● **WHAT YOU HAVE TO DO**
Among the entries, which lines carry the string "phone"? Copy each of them.

● **SOURCE DATA**
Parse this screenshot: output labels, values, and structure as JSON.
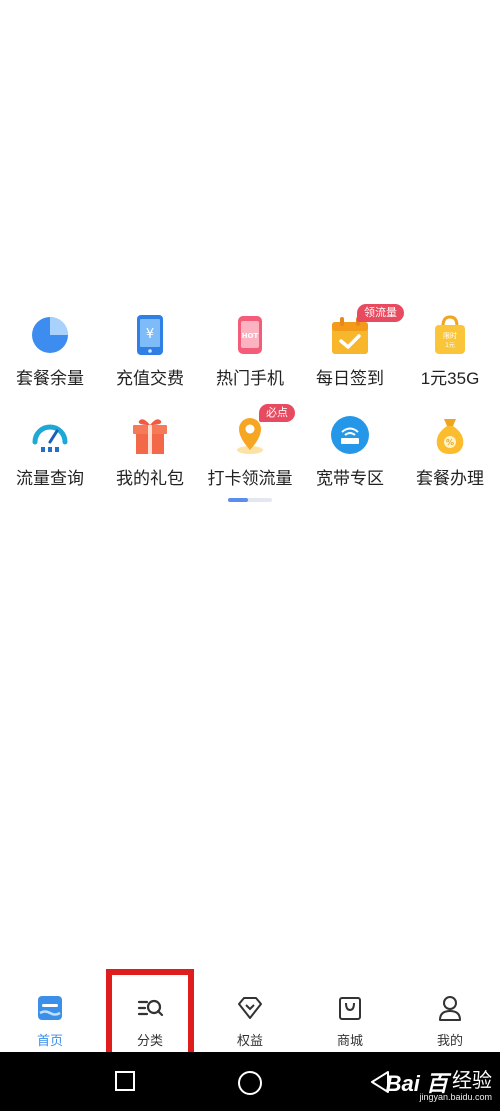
{
  "grid": {
    "row1": [
      {
        "label": "套餐余量",
        "icon": "pie-chart-icon"
      },
      {
        "label": "充值交费",
        "icon": "phone-yen-icon",
        "glyph": "¥"
      },
      {
        "label": "热门手机",
        "icon": "hot-phone-icon",
        "glyph": "HOT"
      },
      {
        "label": "每日签到",
        "icon": "calendar-check-icon",
        "badge": "领流量"
      },
      {
        "label": "1元35G",
        "icon": "shopping-bag-icon",
        "glyph1": "限时",
        "glyph2": "1元"
      }
    ],
    "row2": [
      {
        "label": "流量查询",
        "icon": "speedometer-icon"
      },
      {
        "label": "我的礼包",
        "icon": "gift-box-icon"
      },
      {
        "label": "打卡领流量",
        "icon": "location-pin-icon",
        "badge": "必点"
      },
      {
        "label": "宽带专区",
        "icon": "router-icon"
      },
      {
        "label": "套餐办理",
        "icon": "money-bag-icon",
        "glyph": "%"
      }
    ]
  },
  "pager": {
    "current": 1,
    "total": 2
  },
  "tabs": [
    {
      "label": "首页",
      "icon": "home-icon",
      "active": true
    },
    {
      "label": "分类",
      "icon": "category-search-icon"
    },
    {
      "label": "权益",
      "icon": "diamond-icon"
    },
    {
      "label": "商城",
      "icon": "shopping-bag-icon"
    },
    {
      "label": "我的",
      "icon": "user-icon"
    }
  ],
  "watermark": {
    "logo": "Bai 百",
    "text": "经验",
    "url": "jingyan.baidu.com"
  },
  "colors": {
    "accent": "#3b8fe8",
    "highlight": "#e01d1d",
    "badge": "#e84a5f"
  }
}
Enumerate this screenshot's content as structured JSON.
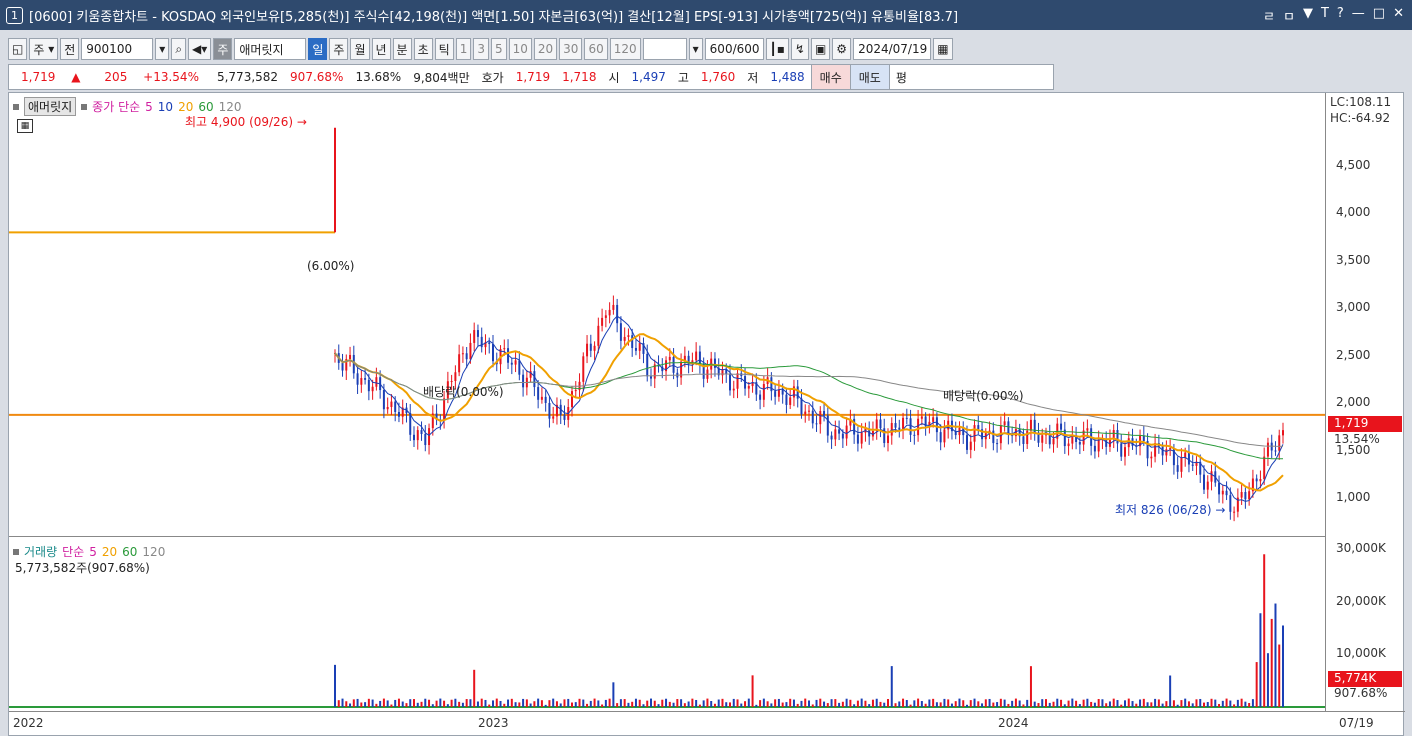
{
  "window": {
    "number": "1",
    "title": "[0600] 키움종합차트 - KOSDAQ 외국인보유[5,285(천)] 주식수[42,198(천)] 액면[1.50] 자본금[63(억)] 결산[12월] EPS[-913] 시가총액[725(억)] 유통비율[83.7]",
    "controls": [
      "ㄹ",
      "ㅁ",
      "▼",
      "T",
      "?",
      "—",
      "□",
      "✕"
    ]
  },
  "toolbar": {
    "period_select": "주",
    "pre_label": "전",
    "code": "900100",
    "name_prefix": "주",
    "stock_name": "애머릿지",
    "periods": [
      "일",
      "주",
      "월",
      "년",
      "분",
      "초",
      "틱"
    ],
    "intervals": [
      "1",
      "3",
      "5",
      "10",
      "20",
      "30",
      "60",
      "120"
    ],
    "count": "600",
    "count_total": "/600",
    "date": "2024/07/19"
  },
  "quote": {
    "price": "1,719",
    "arrow": "▲",
    "change": "205",
    "change_pct": "+13.54%",
    "volume": "5,773,582",
    "vol_ratio": "907.68%",
    "turnover": "13.68%",
    "amount": "9,804백만",
    "hoga_label": "호가",
    "ask": "1,719",
    "bid": "1,718",
    "open_label": "시",
    "open": "1,497",
    "high_label": "고",
    "high": "1,760",
    "low_label": "저",
    "low": "1,488",
    "buy_label": "매수",
    "sell_label": "매도",
    "p_label": "평"
  },
  "legend_price": {
    "name": "애머릿지",
    "ma_label": "종가 단순",
    "ma": [
      "5",
      "10",
      "20",
      "60",
      "120"
    ]
  },
  "legend_vol": {
    "name": "거래량",
    "ma_label": "단순",
    "ma": [
      "5",
      "20",
      "60",
      "120"
    ],
    "value_text": "5,773,582주(907.68%)"
  },
  "annotations": {
    "high": "최고 4,900 (09/26) →",
    "low": "최저 826 (06/28) →",
    "pct1": "(6.00%)",
    "div1": "배당락(0.00%)",
    "div2": "배당락(0.00%)",
    "lc": "LC:108.11",
    "hc": "HC:-64.92",
    "cur_price": "1,719",
    "cur_pct": "13.54%",
    "cur_vol": "5,774K",
    "cur_vol_pct": "907.68%"
  },
  "price_axis": [
    "4,500",
    "4,000",
    "3,500",
    "3,000",
    "2,500",
    "2,000",
    "1,500",
    "1,000"
  ],
  "vol_axis": [
    "30,000K",
    "20,000K",
    "10,000K"
  ],
  "x_axis": [
    "2022",
    "2023",
    "2024",
    "07/19"
  ],
  "colors": {
    "ma5": "#1a3fb5",
    "ma10": "#7b2cbf",
    "ma20": "#f0a000",
    "ma60": "#2a9a3a",
    "ma120": "#888888",
    "up": "#e8141c",
    "down": "#1a3fb5",
    "hline": "#f08a10"
  },
  "chart_data": {
    "type": "candlestick",
    "period": "weekly",
    "price_ylim": [
      826,
      4900
    ],
    "volume_ylim": [
      0,
      30000
    ],
    "volume_unit": "K",
    "reference_line": 1880,
    "weeks": [
      "2022-01",
      "2022-02",
      "2022-03",
      "2022-04",
      "2022-05",
      "2022-06",
      "2022-07",
      "2022-08",
      "2022-09",
      "2022-10",
      "2022-11",
      "2022-12",
      "2023-01",
      "2023-02",
      "2023-03",
      "2023-04",
      "2023-05",
      "2023-06",
      "2023-07",
      "2023-08",
      "2023-09",
      "2023-10",
      "2023-11",
      "2023-12",
      "2024-01",
      "2024-02",
      "2024-03",
      "2024-04",
      "2024-05",
      "2024-06",
      "2024-07"
    ],
    "close": [
      3800,
      3800,
      3800,
      3800,
      3800,
      3800,
      3800,
      3800,
      3800,
      2500,
      2100,
      1600,
      2700,
      2400,
      1800,
      3000,
      2350,
      2450,
      2200,
      2100,
      1700,
      1700,
      1800,
      1650,
      1700,
      1650,
      1600,
      1550,
      1350,
      900,
      1719
    ]
  }
}
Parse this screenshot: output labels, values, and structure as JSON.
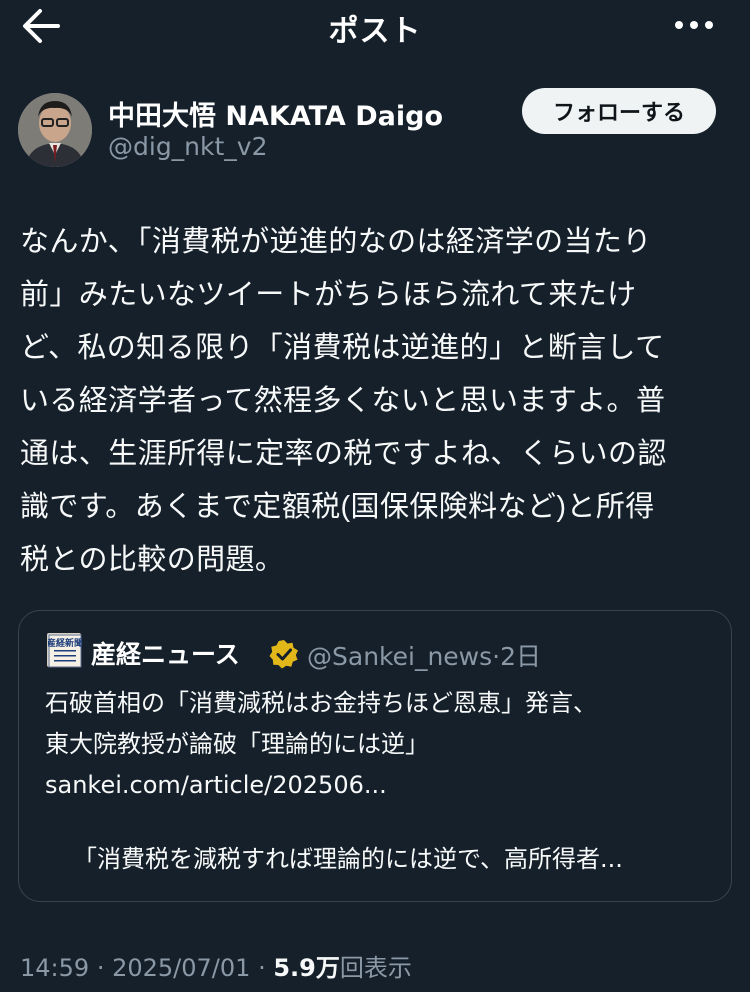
{
  "header": {
    "title": "ポスト",
    "back_icon": "arrow-left-icon",
    "more_icon": "more-horizontal-icon"
  },
  "author": {
    "display_name": "中田大悟 NAKATA Daigo",
    "handle": "@dig_nkt_v2",
    "follow_label": "フォローする"
  },
  "post": {
    "lines": [
      "なんか、「消費税が逆進的なのは経済学の当たり",
      "前」みたいなツイートがちらほら流れて来たけ",
      "ど、私の知る限り「消費税は逆進的」と断言して",
      "いる経済学者って然程多くないと思いますよ。普",
      "通は、生涯所得に定率の税ですよね、くらいの認",
      "識です。あくまで定額税(国保保険料など)と所得",
      "税との比較の問題。"
    ]
  },
  "quote": {
    "avatar_icon": "sankei-logo",
    "avatar_text": "産経新聞",
    "name": "産経ニュース",
    "verified_icon": "verified-badge-gold",
    "handle": "@Sankei_news",
    "separator": "·",
    "time": "2日",
    "text_line1": "石破首相の「消費減税はお金持ちほど恩恵」発言、",
    "text_line2": "東大院教授が論破「理論的には逆」",
    "link": "sankei.com/article/202506...",
    "excerpt": "「消費税を減税すれば理論的には逆で、高所得者..."
  },
  "meta": {
    "time": "14:59",
    "sep1": "·",
    "date": "2025/07/01",
    "sep2": "·",
    "views_count": "5.9万",
    "views_label": "回表示"
  },
  "colors": {
    "background": "#15202b",
    "secondary_text": "#8b98a5",
    "border": "#38444d",
    "verified_gold": "#e2b719"
  }
}
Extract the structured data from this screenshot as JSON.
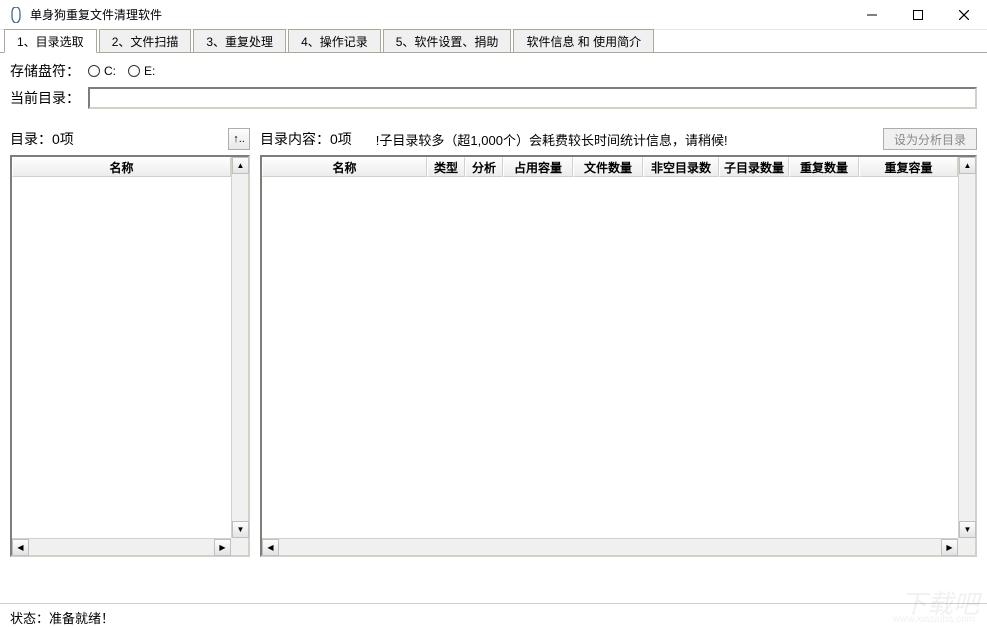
{
  "window": {
    "title": "单身狗重复文件清理软件"
  },
  "tabs": [
    {
      "label": "1、目录选取"
    },
    {
      "label": "2、文件扫描"
    },
    {
      "label": "3、重复处理"
    },
    {
      "label": "4、操作记录"
    },
    {
      "label": "5、软件设置、捐助"
    },
    {
      "label": "软件信息 和 使用简介"
    }
  ],
  "storage": {
    "label": "存储盘符：",
    "options": [
      {
        "letter": "C:"
      },
      {
        "letter": "E:"
      }
    ]
  },
  "current_dir": {
    "label": "当前目录：",
    "value": ""
  },
  "left_panel": {
    "count_label": "目录：0项",
    "up_button": "↑..",
    "columns": [
      "名称"
    ]
  },
  "right_panel": {
    "count_label": "目录内容：0项",
    "hint": "!子目录较多（超1,000个）会耗费较长时间统计信息，请稍候!",
    "set_btn": "设为分析目录",
    "columns": [
      "名称",
      "类型",
      "分析",
      "占用容量",
      "文件数量",
      "非空目录数",
      "子目录数量",
      "重复数量",
      "重复容量"
    ]
  },
  "status": {
    "text": "状态：准备就绪！"
  },
  "watermark": {
    "main": "下载吧",
    "sub": "www.xiazaiba.com"
  }
}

● **TASK ANSWER**
        "icon": "phone-yen-icon",
        "icon": "hot-phone-icon",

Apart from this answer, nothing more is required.